PCOS affects an estimated 1 in 10 women and puts them at risk for a number of medical conditions, including diabetes, stroke, or heart attack. However, PCOS is not widely known or well understood even within the medical community.
Awareness is the first step to diagnosing and managing the condition, and the PCOS Foundation and Amerejuve MedSpa invite Houston to join them at the Bayou City Step Challenge 5k on September 21st at the Houston Downtown Aquarium to raise awareness about PCOS.
“Lisa Benjamini and team at the PCOS Foundation have done an excellent job to raise awareness about this treatable condition that negatively affects millions of women,” said Vincent Chitolie, Chief Operating Officer of Amerejuve. “The Amerejuve team is pleased to partner with the PCOS Foundation in their cause.”
PCOS stands for Polycystic Ovarian Syndrome. The effects of the condition vary significantly from woman to woman, which adds to the difficulty of diagnosis. Multiple cysts or follicles on the ovaries are a primary symptom of the condition, as well as hormonal imbalances and irregular menstrual cycles. Other symptoms are varied and can include excess hair growth, weight gain, infertility, depression, anxiety, skin conditions, and others. Many of these symptoms can be addressed with medspa services such as laser hair removal and weight management, though women who think they may have PCOS should consult a physician who specializes in the condition to manage the underlying condition.
“PCOS patients who are suffering from excessive hair growth and weight gain are welcome to visit or call any Amerejuve and Amerefit clinics for help with these treatable symptoms,” said Chitolie.
PCOS has also been linked to increased risk of stroke, diabetes, and other life-threatening conditions. Diagnosis and treatment can help manage these risks, adding to the importance of accurate diagnosis.

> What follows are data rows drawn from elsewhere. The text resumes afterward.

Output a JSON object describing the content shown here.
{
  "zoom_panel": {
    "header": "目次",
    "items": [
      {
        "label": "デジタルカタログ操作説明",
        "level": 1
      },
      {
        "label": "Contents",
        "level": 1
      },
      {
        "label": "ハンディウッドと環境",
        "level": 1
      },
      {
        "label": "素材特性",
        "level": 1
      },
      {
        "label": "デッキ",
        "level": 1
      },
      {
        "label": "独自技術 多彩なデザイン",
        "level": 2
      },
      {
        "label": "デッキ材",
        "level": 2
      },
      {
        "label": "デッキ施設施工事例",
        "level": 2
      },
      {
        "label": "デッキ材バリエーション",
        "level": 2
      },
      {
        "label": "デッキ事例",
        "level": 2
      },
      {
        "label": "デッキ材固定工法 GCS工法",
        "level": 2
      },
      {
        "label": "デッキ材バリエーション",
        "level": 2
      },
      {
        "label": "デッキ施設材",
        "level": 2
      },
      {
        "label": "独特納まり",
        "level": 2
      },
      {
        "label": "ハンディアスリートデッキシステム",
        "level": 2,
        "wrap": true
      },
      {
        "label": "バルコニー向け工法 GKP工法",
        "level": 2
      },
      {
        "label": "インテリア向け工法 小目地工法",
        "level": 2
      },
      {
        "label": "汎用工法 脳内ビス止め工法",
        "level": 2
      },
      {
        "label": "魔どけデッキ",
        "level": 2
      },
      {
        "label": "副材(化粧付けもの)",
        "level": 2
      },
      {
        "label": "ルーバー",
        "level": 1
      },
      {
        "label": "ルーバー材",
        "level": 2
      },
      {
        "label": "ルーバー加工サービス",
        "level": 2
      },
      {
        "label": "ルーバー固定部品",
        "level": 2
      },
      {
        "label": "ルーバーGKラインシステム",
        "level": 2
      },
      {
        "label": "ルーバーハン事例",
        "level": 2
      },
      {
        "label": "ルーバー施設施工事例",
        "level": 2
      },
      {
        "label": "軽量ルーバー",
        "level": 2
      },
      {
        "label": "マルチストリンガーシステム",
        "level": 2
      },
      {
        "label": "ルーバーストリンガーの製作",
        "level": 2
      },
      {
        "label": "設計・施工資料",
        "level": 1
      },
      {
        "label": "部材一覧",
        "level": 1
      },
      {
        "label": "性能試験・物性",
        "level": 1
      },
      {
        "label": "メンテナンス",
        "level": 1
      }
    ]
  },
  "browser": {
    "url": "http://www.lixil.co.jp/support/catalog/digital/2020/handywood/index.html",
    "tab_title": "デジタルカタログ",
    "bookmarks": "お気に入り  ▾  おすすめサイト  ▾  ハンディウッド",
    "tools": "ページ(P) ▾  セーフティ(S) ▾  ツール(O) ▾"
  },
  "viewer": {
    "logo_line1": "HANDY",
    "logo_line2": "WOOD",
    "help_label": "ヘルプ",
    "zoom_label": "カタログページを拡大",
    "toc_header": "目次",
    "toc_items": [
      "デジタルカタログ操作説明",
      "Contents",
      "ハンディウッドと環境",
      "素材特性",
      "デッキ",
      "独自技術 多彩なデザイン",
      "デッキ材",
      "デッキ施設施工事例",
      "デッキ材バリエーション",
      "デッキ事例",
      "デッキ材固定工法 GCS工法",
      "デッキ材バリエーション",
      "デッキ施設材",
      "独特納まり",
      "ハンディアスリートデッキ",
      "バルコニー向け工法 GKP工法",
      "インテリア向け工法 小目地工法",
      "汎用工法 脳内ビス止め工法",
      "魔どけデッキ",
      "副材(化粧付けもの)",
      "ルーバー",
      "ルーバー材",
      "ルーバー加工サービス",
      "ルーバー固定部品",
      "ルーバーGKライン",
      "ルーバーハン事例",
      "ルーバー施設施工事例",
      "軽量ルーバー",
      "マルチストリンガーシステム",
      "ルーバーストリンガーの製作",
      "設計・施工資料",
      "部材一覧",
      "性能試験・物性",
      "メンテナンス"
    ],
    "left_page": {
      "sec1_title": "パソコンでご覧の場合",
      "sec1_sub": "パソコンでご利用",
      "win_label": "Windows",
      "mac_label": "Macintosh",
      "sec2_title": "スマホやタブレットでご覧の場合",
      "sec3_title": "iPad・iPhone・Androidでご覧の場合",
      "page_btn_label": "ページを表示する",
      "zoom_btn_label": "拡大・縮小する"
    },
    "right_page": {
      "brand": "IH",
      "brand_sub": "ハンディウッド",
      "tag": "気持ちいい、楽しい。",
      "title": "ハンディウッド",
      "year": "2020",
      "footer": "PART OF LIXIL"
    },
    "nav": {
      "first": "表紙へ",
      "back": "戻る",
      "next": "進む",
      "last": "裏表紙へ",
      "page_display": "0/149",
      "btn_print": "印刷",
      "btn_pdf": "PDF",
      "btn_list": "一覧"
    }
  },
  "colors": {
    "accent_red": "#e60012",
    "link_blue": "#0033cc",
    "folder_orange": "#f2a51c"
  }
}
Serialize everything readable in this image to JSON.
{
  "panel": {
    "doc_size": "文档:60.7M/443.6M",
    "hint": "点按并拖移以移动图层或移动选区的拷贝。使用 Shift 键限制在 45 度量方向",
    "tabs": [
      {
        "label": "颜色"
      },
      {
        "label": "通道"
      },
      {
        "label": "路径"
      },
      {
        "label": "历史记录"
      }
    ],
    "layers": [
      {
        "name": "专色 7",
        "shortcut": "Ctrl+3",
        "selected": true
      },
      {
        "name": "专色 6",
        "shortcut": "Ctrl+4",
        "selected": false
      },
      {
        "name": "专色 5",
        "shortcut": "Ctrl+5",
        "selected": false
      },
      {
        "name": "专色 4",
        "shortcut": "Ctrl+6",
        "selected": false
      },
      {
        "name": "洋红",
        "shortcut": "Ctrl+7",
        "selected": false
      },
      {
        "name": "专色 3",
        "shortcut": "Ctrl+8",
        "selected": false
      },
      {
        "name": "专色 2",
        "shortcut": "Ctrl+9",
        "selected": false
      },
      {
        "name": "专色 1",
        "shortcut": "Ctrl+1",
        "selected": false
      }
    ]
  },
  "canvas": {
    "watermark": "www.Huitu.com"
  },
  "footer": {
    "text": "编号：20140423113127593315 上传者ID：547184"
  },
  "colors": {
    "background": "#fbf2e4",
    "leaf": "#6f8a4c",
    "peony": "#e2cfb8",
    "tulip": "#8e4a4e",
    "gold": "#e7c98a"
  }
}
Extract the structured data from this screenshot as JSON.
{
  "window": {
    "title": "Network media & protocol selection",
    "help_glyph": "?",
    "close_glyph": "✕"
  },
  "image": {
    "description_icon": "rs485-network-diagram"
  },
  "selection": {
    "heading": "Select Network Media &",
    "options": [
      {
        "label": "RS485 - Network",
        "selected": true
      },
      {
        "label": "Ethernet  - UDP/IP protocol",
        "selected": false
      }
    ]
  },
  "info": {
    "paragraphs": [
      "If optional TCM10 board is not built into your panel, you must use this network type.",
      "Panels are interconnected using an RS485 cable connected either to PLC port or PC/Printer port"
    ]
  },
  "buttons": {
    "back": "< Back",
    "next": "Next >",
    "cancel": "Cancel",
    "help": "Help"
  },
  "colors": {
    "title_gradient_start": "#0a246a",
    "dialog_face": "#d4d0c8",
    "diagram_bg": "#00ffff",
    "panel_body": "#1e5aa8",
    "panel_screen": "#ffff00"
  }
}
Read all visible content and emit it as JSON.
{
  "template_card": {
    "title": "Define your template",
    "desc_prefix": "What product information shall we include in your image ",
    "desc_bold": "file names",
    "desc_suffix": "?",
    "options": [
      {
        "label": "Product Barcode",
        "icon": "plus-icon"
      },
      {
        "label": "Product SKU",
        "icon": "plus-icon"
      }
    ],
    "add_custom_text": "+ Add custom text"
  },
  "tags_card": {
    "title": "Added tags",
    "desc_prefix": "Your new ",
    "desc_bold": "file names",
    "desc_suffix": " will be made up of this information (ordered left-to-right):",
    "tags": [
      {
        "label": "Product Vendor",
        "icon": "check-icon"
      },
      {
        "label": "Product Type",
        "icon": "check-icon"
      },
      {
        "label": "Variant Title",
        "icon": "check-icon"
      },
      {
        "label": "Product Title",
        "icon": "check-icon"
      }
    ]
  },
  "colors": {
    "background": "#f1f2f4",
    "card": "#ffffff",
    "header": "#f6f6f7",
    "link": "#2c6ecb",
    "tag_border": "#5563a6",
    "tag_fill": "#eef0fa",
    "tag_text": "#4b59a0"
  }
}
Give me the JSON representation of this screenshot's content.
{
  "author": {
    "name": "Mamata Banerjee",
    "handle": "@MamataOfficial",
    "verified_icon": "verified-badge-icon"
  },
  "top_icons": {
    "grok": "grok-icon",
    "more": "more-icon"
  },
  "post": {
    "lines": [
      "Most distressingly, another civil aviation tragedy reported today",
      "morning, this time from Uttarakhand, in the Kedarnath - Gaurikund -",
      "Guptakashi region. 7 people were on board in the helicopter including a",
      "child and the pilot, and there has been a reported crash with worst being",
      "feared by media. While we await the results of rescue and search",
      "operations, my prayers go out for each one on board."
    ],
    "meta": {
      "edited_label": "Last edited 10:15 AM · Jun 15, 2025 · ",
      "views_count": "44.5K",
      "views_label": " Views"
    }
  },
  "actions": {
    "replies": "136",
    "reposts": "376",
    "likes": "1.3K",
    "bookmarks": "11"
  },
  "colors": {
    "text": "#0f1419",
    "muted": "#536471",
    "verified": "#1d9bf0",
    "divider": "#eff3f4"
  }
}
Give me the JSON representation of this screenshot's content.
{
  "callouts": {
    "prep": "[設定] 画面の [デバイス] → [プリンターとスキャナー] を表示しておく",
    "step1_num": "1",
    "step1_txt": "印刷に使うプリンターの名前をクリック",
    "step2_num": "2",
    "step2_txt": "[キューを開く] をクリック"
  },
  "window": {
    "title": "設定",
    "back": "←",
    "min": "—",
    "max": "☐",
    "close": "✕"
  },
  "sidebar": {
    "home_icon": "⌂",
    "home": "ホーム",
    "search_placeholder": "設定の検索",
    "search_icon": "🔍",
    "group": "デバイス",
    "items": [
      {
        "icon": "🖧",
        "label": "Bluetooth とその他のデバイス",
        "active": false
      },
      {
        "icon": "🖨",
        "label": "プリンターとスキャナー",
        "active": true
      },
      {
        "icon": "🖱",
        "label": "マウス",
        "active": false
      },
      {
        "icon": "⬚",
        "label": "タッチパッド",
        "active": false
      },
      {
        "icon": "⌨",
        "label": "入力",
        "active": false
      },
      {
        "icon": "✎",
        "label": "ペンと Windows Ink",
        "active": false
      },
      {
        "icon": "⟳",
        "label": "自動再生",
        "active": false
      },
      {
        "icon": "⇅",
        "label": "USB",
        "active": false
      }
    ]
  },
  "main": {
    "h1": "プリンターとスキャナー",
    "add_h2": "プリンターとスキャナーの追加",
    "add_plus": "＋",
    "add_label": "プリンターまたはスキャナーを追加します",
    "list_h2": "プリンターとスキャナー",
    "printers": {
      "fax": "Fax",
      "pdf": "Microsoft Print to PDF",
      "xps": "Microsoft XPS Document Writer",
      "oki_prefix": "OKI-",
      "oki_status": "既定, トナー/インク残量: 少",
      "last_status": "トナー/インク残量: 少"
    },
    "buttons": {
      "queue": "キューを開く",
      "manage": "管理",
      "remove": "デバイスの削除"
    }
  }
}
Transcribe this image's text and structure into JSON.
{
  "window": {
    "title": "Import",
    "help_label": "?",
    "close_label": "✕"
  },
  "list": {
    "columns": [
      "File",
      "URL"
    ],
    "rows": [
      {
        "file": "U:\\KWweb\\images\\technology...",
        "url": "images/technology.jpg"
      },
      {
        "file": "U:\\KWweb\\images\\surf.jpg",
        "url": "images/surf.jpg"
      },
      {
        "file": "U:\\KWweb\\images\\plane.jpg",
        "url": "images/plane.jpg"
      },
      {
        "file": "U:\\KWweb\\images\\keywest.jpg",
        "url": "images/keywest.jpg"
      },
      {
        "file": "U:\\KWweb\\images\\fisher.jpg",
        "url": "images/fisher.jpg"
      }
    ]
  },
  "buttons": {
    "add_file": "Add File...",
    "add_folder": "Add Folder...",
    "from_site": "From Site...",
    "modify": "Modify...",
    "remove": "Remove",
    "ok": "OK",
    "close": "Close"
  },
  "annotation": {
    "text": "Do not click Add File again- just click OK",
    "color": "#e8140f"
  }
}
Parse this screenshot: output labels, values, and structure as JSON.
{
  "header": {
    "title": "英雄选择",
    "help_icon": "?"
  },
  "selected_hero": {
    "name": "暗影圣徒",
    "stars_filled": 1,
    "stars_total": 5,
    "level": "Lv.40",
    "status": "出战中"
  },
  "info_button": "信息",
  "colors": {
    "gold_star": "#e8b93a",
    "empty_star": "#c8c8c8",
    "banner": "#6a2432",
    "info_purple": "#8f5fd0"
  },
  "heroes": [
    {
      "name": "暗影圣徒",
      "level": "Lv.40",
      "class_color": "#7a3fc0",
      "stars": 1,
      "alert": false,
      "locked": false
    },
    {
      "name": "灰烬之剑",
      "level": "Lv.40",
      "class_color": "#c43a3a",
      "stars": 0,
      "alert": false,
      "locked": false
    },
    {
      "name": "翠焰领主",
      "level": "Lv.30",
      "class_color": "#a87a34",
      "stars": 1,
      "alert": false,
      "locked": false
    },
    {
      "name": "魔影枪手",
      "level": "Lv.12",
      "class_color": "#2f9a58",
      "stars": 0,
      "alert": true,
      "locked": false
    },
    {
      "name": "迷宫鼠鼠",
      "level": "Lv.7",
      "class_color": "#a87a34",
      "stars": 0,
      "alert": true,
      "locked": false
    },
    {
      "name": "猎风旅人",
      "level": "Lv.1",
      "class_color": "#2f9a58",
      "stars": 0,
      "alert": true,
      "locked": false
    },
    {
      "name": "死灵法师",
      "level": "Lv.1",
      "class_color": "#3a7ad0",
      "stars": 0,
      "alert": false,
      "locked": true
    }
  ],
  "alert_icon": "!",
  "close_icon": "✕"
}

Many women struggle with PCOS for years before receiving the official diagnosis, and they often feel confused and alone in the physical issues the condition can cause. A major part of the annual event is supporting women with PCOS and celebrating their successes in controlling the condition with medication, nutrition, and exercise.
The top female runner of the 2013 event, Yaixa Episcopo, was diagnosed with PCOS at age 19. She struggled for years with weight gain, infertility, and depression. At last year’s 5k, she was proud to report she’d lost 72 pounds over two years, and her two daughters were present to cheer her on and help carry her trophy.
“You’ll be amazed at how strong we are and how beautiful we are,” she said of women with PCOS.
That support is an important part of the event and the PCOS Foundation, President and Founder Lisa Benjamini-Allon said.
“We want to let women know they’re not alone. They’re somebody there for them,” she said.